TASK DATA START

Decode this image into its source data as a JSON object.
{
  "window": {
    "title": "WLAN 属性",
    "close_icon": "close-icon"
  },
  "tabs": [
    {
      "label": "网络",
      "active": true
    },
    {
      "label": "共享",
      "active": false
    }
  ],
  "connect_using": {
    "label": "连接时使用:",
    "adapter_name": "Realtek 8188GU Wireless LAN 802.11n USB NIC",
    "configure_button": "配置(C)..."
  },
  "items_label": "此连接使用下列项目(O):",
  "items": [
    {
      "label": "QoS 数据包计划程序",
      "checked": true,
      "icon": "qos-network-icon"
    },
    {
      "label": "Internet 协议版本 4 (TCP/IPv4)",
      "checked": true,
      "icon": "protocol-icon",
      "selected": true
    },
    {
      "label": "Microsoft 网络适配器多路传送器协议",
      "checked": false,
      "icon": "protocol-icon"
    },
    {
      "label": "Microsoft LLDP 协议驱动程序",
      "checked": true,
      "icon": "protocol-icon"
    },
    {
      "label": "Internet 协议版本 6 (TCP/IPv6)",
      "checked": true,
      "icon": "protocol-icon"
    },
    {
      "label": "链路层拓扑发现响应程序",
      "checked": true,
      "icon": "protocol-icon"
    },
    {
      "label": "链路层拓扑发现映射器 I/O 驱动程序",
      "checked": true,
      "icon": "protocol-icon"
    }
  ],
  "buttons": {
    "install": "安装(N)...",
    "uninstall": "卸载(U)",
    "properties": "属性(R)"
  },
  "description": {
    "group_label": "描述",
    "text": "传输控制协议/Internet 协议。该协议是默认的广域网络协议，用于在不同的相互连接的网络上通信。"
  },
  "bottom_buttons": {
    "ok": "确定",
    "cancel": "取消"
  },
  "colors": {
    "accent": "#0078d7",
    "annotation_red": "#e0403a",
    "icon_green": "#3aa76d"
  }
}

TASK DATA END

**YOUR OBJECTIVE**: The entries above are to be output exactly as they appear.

**RESPONSE BOX**:
Decode this image into its source data as a JSON object.
{
  "window": {
    "title": "WLAN 属性",
    "close_icon": "close-icon"
  },
  "tabs": [
    {
      "label": "网络",
      "active": true
    },
    {
      "label": "共享",
      "active": false
    }
  ],
  "connect_using": {
    "label": "连接时使用:",
    "adapter_name": "Realtek 8188GU Wireless LAN 802.11n USB NIC",
    "configure_button": "配置(C)..."
  },
  "items_label": "此连接使用下列项目(O):",
  "items": [
    {
      "label": "QoS 数据包计划程序",
      "checked": true,
      "icon": "qos-network-icon"
    },
    {
      "label": "Internet 协议版本 4 (TCP/IPv4)",
      "checked": true,
      "icon": "protocol-icon",
      "selected": true
    },
    {
      "label": "Microsoft 网络适配器多路传送器协议",
      "checked": false,
      "icon": "protocol-icon"
    },
    {
      "label": "Microsoft LLDP 协议驱动程序",
      "checked": true,
      "icon": "protocol-icon"
    },
    {
      "label": "Internet 协议版本 6 (TCP/IPv6)",
      "checked": true,
      "icon": "protocol-icon"
    },
    {
      "label": "链路层拓扑发现响应程序",
      "checked": true,
      "icon": "protocol-icon"
    },
    {
      "label": "链路层拓扑发现映射器 I/O 驱动程序",
      "checked": true,
      "icon": "protocol-icon"
    }
  ],
  "buttons": {
    "install": "安装(N)...",
    "uninstall": "卸载(U)",
    "properties": "属性(R)"
  },
  "description": {
    "group_label": "描述",
    "text": "传输控制协议/Internet 协议。该协议是默认的广域网络协议，用于在不同的相互连接的网络上通信。"
  },
  "bottom_buttons": {
    "ok": "确定",
    "cancel": "取消"
  },
  "colors": {
    "accent": "#0078d7",
    "annotation_red": "#e0403a",
    "icon_green": "#3aa76d"
  }
}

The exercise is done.